Feeding issues with 3rd party filament?


#1

Anyone have feeding issues with 3rd party filament?

I have some polymaker that turned up this morning 3 days after ordering it.

It made terrible knocking noises while feeding and making the support layers and they did not print properly, very messy. Does the support setting change the raft setting as well?

Been over a month since I have been printing so I have forgotten most of the settings etc.

I still can only get the macbook to connect to it in AP mode.

I am using studio 0.3.0 for OSX
I have not updated either the firmware or toolhead yet as I am waiting to see if I can get a viable print out of this new filament.

I am quickly learning that each filament has a different print setting just like other printers and ICC profiles…


#2

Yes I have a same problem with other PLA filaments that create a knocking noise. I found with a Hatchbox filament has less problem. It’s clearly some of the filament does affect feeder gear slipping on the filament that is created a knocking noise.


#3

I figured out the knocking sound this morning.

I can’t understand the massive feeding issues with this printer.

Sewing machines have been around for over a hundred years…

Can’t some of the tech be applicable?


#4
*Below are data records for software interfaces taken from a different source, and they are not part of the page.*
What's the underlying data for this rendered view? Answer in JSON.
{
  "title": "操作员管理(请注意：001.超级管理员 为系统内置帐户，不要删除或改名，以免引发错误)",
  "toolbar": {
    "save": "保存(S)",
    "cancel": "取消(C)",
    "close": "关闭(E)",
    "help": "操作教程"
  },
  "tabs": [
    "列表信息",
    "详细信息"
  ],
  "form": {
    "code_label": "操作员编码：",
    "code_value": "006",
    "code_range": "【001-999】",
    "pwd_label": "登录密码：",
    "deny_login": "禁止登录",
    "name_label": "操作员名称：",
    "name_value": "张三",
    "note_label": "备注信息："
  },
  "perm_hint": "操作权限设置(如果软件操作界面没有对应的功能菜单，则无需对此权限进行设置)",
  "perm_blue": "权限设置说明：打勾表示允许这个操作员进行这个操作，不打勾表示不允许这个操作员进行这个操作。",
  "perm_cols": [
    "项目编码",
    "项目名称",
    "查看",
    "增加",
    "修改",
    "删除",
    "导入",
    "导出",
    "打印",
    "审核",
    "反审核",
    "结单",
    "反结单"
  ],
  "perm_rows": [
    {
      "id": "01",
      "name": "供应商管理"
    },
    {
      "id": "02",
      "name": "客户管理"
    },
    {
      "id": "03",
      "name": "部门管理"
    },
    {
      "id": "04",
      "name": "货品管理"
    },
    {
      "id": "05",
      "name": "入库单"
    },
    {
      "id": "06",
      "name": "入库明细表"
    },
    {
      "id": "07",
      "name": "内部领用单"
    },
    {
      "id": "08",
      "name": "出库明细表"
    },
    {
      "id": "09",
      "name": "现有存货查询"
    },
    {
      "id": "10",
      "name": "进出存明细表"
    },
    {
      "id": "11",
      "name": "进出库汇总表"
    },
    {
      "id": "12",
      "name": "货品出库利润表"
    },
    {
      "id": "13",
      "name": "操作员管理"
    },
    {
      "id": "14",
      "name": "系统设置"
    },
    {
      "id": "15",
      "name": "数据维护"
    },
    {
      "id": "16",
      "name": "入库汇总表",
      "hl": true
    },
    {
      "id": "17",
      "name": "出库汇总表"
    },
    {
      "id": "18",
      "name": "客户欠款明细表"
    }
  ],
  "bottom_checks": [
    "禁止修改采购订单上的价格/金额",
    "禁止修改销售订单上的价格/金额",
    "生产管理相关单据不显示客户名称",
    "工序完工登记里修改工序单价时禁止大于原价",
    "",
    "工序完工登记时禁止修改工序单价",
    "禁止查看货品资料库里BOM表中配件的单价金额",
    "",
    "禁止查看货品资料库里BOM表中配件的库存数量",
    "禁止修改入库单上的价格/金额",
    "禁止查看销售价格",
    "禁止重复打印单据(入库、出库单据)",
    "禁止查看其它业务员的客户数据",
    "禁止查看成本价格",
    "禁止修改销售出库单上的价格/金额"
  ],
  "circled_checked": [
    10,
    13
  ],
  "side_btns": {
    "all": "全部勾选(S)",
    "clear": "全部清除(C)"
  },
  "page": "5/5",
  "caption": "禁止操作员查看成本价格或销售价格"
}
Knocking is caused by too much pressure in the hot end causing the stepper motor to skip steps or the filament to slip on the hobbed bolt in the extruder. In my experience different manufacturer’s filaments can have different optimal extrusion temperatures, and you have to experiment to get the right settings. Print rates also have a big influence on this issue. A slower print speed, or a few degrees up or down can make the difference between smooth extrusion and knocking.

I own six other printers, and I have to fiddle with them each time I use a different filament. It is not just a FLUX issue.

Remember…3D printing isn’t easy, and it isn’t plug and play. You have to be willing to tinker with your settings each and every time you print. I’m not preaching at you…just trying to calibrate your expectations.


#5

thanks…

Yeah… It is definitely an experience thing.

I do loads of large formate inkjet printing. Media makes a huge difference, canvas, paper, plastic etc.

Yeah, I was just not prepared for the challenges. The amount of time and materials spent fiddling with things.

All of what you say is true.

Cheers


#6

Based on your experiences, should we stick on one brand filament to avoid difference settings on each filament?


#7

I have found that Hatchbox PLA filament works really well for me and is really affordable… I buy my rolls on Amazon. I tested it on each of my printers and made note of settings for each machine. Thus, I have standardized it for all of my printers. Now…when I hear about a specialty filament or a really affordable filament, I will get a roll and do a lot of testing to see if it will work. I keep a notebook with settings and other conditions so I can refer back to it.

So…find a filament brand that you like and can afford, and then stick with it. Measure the filament diameter for each roll as a matter of course, as that can have a big influence on print quality. You can compensate for this in the slicer settings. Since the FLUX doesn’t have a heated bed, we are limited as to using other materials. However, if you change filament manufacturers, you should test all over again and go from there.


#8

For me, besides the same brand of filament having different optimal print settings, I’ve also noticed the optimal settings can change depending if the filament is translucent, opaque, or with metallic. If I use a natural PLA without any dyes it’s one temperature setting that works really well. A “silver” or “gold” plastic PLA will have a higher temperature for me, while a white, black or grey PLA will have the same range of temperature settings.

Don’t know if the dyes added for different colors play a role or if there’s some change in the PLA “formula”. Elevation from sea level is another thing I noticed that influence the temperature settings I use.